Partnerships for College Success
About the Nellie Mae Partnerships for College Success
The United States’ most vulnerable students—those from low-income, mostly minority families in underserved areas—drop out of high school at alarming rates. Too often, those who do attend college arrive unprepared for the intellectual demands and may complete no more than a year or two of a bachelor’s degree program. The damage to their prospects for economic success and informed civic participation is profound.
The Nellie Mae Education Foundation’s Partnerships for College Success (PCS) program seeks to create a clear path for these students from grade 9 to college graduation, supported by collaborations between high schools and colleges, and to learn how such partnerships can improve college preparation, enrollment, retention, and completion. By creating and tracking progress markers, these partnerships help incoming high school students, their parents, and their teachers understand the expectations students will face as they travel intellectually and socially from high school to college.
The PCS approach focuses on faculty/professor development and involvement, improved data collection and management processes to increase student achievement, and greater involvement of university students in assisting high school students. Partners selected to participate in this five-year initiative have an established track record of collaboration; the Woodrow Wilson Foundation provides technical assistance to help them expand their existing capacities as partners.
The five PCS partnership sites include a range of institutions, from large urban public schools and universities with many first-generation, low-income students to smaller suburban and rural campuses.
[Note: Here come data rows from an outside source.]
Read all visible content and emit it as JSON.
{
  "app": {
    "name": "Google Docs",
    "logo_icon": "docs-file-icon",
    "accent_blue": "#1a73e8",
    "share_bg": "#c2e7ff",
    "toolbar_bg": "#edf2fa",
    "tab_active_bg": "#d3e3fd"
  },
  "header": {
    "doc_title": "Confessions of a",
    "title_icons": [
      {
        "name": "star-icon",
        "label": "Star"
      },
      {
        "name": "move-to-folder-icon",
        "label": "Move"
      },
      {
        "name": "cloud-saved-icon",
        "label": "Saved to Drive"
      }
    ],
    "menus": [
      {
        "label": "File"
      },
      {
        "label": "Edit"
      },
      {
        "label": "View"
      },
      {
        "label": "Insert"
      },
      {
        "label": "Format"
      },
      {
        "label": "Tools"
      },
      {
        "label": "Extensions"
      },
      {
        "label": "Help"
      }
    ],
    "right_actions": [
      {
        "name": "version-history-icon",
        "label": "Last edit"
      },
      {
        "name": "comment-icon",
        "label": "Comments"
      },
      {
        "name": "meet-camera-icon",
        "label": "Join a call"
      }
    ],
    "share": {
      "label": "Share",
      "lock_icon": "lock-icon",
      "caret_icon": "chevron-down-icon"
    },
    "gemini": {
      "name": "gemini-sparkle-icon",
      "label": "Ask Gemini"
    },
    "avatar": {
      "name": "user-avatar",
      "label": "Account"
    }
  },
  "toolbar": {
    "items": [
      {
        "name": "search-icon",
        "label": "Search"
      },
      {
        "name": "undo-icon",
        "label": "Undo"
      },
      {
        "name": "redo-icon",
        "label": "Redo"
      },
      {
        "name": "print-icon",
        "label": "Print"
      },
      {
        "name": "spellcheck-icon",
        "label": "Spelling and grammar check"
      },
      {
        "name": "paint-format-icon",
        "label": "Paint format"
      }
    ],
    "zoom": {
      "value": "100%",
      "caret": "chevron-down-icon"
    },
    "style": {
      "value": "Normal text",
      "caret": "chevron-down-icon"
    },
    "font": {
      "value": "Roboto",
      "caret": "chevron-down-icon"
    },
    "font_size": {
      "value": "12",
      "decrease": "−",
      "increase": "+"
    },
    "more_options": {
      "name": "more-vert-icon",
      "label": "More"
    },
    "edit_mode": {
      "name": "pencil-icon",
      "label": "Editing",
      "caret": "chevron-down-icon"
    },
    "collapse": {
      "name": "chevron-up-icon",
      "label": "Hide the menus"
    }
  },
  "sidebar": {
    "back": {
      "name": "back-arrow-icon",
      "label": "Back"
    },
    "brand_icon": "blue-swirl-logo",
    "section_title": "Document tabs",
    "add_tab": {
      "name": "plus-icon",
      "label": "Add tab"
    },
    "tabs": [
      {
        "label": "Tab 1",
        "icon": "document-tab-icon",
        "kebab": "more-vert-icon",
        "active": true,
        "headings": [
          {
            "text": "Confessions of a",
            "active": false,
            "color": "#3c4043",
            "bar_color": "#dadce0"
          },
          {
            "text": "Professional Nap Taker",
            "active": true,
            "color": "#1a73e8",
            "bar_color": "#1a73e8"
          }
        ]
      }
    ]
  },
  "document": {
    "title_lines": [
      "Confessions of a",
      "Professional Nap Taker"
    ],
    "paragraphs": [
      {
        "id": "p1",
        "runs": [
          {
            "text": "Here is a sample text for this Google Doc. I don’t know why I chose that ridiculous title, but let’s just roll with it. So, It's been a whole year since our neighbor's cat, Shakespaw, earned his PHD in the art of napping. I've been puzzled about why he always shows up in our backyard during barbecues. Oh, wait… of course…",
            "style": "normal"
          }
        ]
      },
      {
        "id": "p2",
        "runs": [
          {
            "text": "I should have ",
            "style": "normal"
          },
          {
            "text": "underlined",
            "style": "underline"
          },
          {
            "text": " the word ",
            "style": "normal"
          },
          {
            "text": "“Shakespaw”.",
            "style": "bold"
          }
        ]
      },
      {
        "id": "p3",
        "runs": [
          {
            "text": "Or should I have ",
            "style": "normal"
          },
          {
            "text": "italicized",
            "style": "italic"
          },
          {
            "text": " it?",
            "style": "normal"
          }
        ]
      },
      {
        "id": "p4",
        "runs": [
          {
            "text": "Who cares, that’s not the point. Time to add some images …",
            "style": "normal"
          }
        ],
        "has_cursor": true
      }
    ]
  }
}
While all five sites have achieved success in smaller-scale projects, the objective of Nellie Mae funding is to put in place a system that unambiguously prepares more students for college success, engages college faculty regularly with high school faculty, relies on admissions and placement policies that demand readiness, and enables students to focus on developing the knowledge and skills they need.
Together, the Nellie Mae Education Foundation and the Woodrow Wilson National Fellowship Foundation are working to ensure that each PCS site develops eight key capacities:
- To plan, implement, and sustain strategic, long-term relationships between key stakeholders in the school and university communities—a necessary condition for all subsequent activities;
- To collect and analyze detailed data that will support longitudinal assessment of student work and yield useful information on student achievement;
- To build a culture of evidence in which decisions about every aspect of school life, especially those that affect academic achievement, are driven by data;
- To reach consensus on “college-ready” expectations that students should meet before attempting college-level work;
- To offer academically rigorous (e.g., college-prep, AP, and dual-enrollment) high school courses that align with college expectations and lead, without overlap or duplication, to college course work;
- To refine annually a program implementation plan, based on continuous analysis of school achievement and college-level retention and completion data;
- To acquire a strategic knowledge of what types of activity (e.g., professional development, tutoring, etc.) yield the greatest rates of student improvement; and
- To sustain and institutionalize key program activities beyond the term of Nellie Mae support, through dissemination of results and demonstration that the PCS theory of change produces results—outcomes that will enable the sites to secure additional support.
Woodrow Wilson’s Role
As an intermediary, Woodrow Wilson works on these eight goals with the five sites, individually and collectively. Woodrow Wilson support includes assistance during the first three years on data collection and analysis; support during the second through fourth years on design of a blended high school/college curriculum and teachers’ professional development, as well as site-specific planning capacity; and, in the fifth year, help with disseminating regionally and nationally the information about outcomes that will help the partnership sites secure sustainable support.